Referring now to FIG. 2, there is shown an alternative embodiment of the invention in which adjustable delay 24 of FIG. 1 has been expanded to include coarse and fine delay units. More particularly, a coarse delay 38 and a fine delay buffer 40 are inserted between clipper-sampler 16 and fixed delay 22. Coarse delay 38 may be a conventional long digital delay of the type disclosed in U.S. Pat. No. 3,387,284 issued June 4, 1968 to J. C. Munson et al., and fine delay buffer 40 may be a single binary counter stage or the equivalent.

Coarse delay 38 is coupled directly to a conventional reversible binary counter 42 which both controls and provides a manner of reading out the adjustable delay setting of the system. Counter 42 is labeled with a progression of delay values based on a presumed sampling interval of, for example, 125 microseconds. Clearly, any other sampling interval also may be selected to meet the demands of a particular application.

A strobe delay 44, which may be a three stage parallel input binary counter, is coupled to a plurality of intermediate stages, preferably three, of reversible counter 42. Strobe delay 44 may be selected to have more or less than three stages depending upon the accuracy of fine delay desired.

A sampling strobe 48 is coupled to strobe delay 44 as well as to clipper-samplers 14 and 16, coarse delay 38 and fixed delay 20. The repetition frequency of sampling strobe 48 determines the basic operating frequency of the tracker system, and may be chosen to meet the demands placed on the system.

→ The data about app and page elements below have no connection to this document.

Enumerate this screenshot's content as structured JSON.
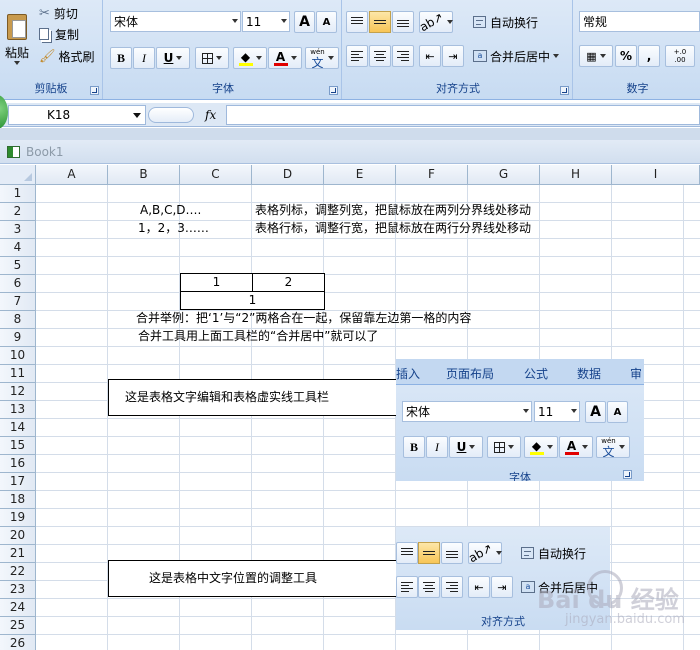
{
  "ribbon": {
    "clipboard": {
      "paste": "粘贴",
      "cut": "剪切",
      "copy": "复制",
      "format_painter": "格式刷",
      "label": "剪贴板"
    },
    "font": {
      "name": "宋体",
      "size": "11",
      "bold": "B",
      "italic": "I",
      "underline": "U",
      "label": "字体",
      "font_color": "A",
      "grow": "A",
      "shrink": "A",
      "phonetic": "wén",
      "phonetic_char": "文"
    },
    "alignment": {
      "wrap": "自动换行",
      "merge": "合并后居中",
      "label": "对齐方式"
    },
    "number": {
      "format": "常规",
      "percent": "%",
      "comma": ",",
      "increase_decimal": "+.0 .00",
      "label": "数字"
    }
  },
  "formula_bar": {
    "name_box": "K18",
    "fx": "fx"
  },
  "workbook": {
    "title": "Book1"
  },
  "sheet": {
    "columns": [
      "A",
      "B",
      "C",
      "D",
      "E",
      "F",
      "G",
      "H",
      "I"
    ],
    "rows": [
      "1",
      "2",
      "3",
      "4",
      "5",
      "6",
      "7",
      "8",
      "9",
      "10",
      "11",
      "12",
      "13",
      "14",
      "15",
      "16",
      "17",
      "18",
      "19",
      "20",
      "21",
      "22",
      "23",
      "24",
      "25",
      "26"
    ],
    "cells": {
      "b2": "A,B,C,D….",
      "d2": "表格列标，调整列宽，把鼠标放在两列分界线处移动",
      "b3": "1，2，3……",
      "d3": "表格行标，调整行宽，把鼠标放在两行分界线处移动",
      "c6": "1",
      "d6": "2",
      "c7": "1",
      "b8": "合并举例：把‘1’与“2”两格合在一起，保留靠左边第一格的内容",
      "b9": "合并工具用上面工具栏的“合并居中”就可以了",
      "box1": "这是表格文字编辑和表格虚实线工具栏",
      "box2": "这是表格中文字位置的调整工具"
    }
  },
  "overlay_font": {
    "tabs": [
      "插入",
      "页面布局",
      "公式",
      "数据",
      "审"
    ],
    "font_name": "宋体",
    "font_size": "11",
    "label": "字体"
  },
  "overlay_align": {
    "wrap": "自动换行",
    "merge": "合并后居中",
    "label": "对齐方式"
  },
  "watermark": {
    "text": "Bai du 经验",
    "sub": "jingyan.baidu.com"
  }
}
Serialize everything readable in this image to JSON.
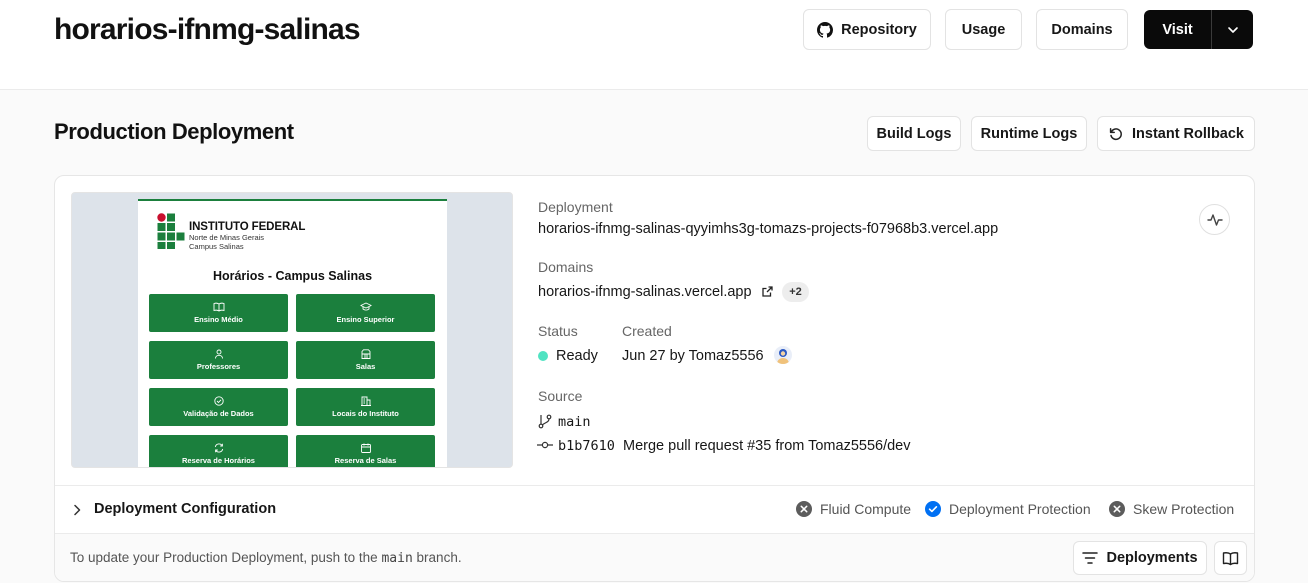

Sampling strobe 48 may be an 8 KHz pulse generator if a 125 microsecond sampling interval is set.

A tracking strobe 46 is coupled to strobe delay 44 and to tracking logic network 34 to drive both of these devices at a rate substantially higher than the sampling rate. If the sampling strobe frequency is set at 8 KHz, the tracking strobe frequency, for example, may be set at 64 KHz.

In operation, tracking strobe 46 pulses the output of tracking logic network 34 into reversible counter 42 at a rapid rate. Delays of integral numbers of sample periods, that is for example, of 125, 250, 500 . . . microseconds are immediately read into coarse delay 38. Delays of less than a single sampling period (e.g., 62, 31 or 16 microseconds) are read into strobe delay 44. Strobe delay 44, which is coupled to fine delay buffer 40 and to fixed delay 22 delays the input from sampling strobe 48 by the interval registered in reversible counter 42, than passes the delayed strobe pulses to the fine delay buffer and fixed delay. Thus, the strobe delay controls the phase during a particular sampling period at which information is read into fine delay buffer 40 and fixed delay 22.

In practice it has been found that the four lowest order digits of reversible counter 42 are not required in the fine delay because the delay increments they represent are below the standard deviation of the tracking system.

The system may be further refined to more accurately track sonic sources moving at rapidly varying rates by accumulating the output of tracking logic network 34 in a second reversible counter 50, and using the number in this counter to control the rate at which additional delay changing commands are fed from the tracking logic network 34 to the reversible binary counter 42. Thus, if an excess of commands is produced by the tracking logic, the count in the secondary or rate counter increases until it is producing extra commands at exactly the rate required to keep up with the delay changes caused by the rapid target movements.

Obviously numerous modifications and variations of the present invention are possible in light of the above teachings. It is therefore to be understood that within the scope of the appended claims the invention may be practiced otherwise than as specifically claimed herein.